*** Opening of Records supplied ***

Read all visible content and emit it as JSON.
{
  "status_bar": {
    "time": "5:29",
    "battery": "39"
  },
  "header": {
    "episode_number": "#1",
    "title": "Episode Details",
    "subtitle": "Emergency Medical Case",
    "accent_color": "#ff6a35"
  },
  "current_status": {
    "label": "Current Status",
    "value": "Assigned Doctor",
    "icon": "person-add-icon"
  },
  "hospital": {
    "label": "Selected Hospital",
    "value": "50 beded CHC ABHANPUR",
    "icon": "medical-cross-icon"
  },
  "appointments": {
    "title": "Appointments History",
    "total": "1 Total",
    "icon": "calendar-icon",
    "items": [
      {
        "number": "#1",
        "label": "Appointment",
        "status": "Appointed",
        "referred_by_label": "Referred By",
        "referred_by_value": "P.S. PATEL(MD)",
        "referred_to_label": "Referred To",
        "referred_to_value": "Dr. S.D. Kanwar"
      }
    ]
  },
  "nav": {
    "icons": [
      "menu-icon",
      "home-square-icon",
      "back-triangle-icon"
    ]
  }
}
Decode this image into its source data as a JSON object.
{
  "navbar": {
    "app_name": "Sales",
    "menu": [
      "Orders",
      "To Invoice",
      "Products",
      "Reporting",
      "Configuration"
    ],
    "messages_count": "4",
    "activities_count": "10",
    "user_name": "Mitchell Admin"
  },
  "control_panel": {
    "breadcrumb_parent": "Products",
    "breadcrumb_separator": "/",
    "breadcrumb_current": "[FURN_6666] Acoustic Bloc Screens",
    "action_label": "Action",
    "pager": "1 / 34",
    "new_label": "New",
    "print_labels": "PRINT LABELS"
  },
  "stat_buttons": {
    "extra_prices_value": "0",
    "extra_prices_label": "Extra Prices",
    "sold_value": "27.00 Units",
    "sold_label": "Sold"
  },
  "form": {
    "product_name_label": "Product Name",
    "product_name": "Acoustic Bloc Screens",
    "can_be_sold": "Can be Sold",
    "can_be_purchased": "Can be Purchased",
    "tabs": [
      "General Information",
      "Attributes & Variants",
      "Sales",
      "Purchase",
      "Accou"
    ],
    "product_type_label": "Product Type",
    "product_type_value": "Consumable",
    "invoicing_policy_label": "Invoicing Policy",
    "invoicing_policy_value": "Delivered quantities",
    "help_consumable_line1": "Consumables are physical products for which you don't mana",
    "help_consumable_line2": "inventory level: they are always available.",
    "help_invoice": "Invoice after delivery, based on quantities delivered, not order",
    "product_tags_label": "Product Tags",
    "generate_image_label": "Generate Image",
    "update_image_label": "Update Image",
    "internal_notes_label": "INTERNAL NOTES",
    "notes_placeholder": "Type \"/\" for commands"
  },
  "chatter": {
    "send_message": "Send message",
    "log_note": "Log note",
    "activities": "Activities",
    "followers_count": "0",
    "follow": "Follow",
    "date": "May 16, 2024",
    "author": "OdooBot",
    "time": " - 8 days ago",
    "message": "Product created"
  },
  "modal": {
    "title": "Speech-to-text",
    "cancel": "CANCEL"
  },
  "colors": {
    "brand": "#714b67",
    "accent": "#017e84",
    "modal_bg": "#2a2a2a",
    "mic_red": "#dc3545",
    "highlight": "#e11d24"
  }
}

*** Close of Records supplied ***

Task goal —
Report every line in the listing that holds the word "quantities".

Final answer —
    "invoicing_policy_value": "Delivered quantities",
    "help_invoice": "Invoice after delivery, based on quantities delivered, not order",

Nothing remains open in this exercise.